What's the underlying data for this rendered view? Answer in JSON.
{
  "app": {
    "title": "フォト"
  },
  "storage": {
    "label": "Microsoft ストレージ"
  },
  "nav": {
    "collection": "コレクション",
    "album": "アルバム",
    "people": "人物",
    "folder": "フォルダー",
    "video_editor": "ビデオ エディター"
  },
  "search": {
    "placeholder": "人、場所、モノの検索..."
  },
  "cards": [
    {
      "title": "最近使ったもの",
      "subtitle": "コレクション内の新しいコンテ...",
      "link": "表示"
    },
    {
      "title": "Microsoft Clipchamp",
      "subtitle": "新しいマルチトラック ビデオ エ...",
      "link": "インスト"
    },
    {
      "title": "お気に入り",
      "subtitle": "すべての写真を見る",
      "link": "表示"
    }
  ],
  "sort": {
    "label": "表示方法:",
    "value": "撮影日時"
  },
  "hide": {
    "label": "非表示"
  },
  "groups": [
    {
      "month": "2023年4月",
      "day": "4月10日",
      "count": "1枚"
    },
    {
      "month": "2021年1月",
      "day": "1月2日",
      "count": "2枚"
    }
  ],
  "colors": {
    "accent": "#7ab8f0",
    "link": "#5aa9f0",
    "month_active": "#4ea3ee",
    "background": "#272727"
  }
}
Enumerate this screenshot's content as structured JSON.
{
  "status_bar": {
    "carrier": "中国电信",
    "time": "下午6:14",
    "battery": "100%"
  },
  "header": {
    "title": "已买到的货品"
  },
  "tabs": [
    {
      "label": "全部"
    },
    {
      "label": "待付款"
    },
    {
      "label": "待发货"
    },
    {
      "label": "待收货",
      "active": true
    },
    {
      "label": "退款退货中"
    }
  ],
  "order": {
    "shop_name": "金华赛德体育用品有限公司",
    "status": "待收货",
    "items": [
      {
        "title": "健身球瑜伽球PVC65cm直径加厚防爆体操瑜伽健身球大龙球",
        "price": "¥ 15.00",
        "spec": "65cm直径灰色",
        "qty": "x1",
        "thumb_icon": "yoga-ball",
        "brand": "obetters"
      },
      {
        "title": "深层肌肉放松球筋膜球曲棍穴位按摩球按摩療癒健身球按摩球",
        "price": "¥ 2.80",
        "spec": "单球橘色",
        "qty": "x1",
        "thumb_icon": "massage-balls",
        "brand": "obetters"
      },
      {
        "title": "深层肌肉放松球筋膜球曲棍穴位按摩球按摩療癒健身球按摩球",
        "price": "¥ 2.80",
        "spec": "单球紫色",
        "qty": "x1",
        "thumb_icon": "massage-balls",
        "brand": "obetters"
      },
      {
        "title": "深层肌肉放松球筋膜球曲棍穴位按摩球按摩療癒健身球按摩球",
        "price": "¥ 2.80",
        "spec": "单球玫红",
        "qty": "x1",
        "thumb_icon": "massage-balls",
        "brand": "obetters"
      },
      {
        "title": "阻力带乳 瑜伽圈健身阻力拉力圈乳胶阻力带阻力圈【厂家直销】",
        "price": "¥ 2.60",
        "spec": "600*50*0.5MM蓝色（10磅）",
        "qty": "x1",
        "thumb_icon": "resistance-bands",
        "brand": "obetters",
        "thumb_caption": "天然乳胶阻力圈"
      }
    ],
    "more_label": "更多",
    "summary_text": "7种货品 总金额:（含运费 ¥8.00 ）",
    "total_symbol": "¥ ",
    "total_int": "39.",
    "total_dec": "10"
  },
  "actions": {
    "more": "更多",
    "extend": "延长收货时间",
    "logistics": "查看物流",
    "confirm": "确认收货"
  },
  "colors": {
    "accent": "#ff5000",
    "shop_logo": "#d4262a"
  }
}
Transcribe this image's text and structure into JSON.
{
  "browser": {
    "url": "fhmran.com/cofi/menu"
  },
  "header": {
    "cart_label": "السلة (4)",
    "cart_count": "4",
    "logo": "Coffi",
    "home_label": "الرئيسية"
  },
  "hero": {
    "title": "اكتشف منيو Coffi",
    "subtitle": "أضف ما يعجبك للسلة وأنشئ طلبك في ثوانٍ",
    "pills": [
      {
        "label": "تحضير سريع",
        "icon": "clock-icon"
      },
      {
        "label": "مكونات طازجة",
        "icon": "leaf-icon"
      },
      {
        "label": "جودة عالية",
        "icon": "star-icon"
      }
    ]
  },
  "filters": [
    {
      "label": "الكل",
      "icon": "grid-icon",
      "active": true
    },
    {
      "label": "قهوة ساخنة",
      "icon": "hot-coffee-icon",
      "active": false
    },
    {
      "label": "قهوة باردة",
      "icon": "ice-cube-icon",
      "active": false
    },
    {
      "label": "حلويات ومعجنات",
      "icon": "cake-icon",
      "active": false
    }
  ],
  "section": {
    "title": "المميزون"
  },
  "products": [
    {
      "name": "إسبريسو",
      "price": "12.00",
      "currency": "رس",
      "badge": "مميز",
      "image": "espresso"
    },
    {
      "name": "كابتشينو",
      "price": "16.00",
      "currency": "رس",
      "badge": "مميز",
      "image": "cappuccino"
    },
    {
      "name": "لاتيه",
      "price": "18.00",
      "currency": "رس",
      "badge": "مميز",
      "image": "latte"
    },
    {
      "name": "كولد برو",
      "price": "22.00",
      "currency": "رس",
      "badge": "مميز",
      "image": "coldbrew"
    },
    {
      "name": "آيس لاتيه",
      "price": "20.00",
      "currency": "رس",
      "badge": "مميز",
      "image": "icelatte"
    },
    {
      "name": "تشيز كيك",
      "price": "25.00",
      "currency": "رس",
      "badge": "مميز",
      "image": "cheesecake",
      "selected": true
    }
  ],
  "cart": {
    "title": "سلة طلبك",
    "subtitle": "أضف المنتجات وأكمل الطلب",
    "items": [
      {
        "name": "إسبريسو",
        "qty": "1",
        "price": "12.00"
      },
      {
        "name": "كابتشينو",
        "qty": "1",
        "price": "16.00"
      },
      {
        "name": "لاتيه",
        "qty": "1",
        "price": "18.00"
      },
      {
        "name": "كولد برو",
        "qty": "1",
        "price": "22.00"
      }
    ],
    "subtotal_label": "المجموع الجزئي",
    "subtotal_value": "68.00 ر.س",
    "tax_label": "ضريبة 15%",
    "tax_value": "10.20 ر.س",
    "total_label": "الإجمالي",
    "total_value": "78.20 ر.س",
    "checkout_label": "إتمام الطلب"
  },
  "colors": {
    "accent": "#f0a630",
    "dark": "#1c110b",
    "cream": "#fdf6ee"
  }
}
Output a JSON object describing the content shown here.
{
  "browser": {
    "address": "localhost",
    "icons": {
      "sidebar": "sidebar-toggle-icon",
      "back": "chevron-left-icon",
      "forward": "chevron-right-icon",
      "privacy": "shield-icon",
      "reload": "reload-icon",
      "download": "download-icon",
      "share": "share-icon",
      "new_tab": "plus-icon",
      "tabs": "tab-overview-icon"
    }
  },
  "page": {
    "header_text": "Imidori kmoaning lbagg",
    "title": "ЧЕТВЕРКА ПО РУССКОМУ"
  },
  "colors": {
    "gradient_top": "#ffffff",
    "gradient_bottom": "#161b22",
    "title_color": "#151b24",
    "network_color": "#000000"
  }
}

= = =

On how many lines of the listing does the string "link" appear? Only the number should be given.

Result of the task - 4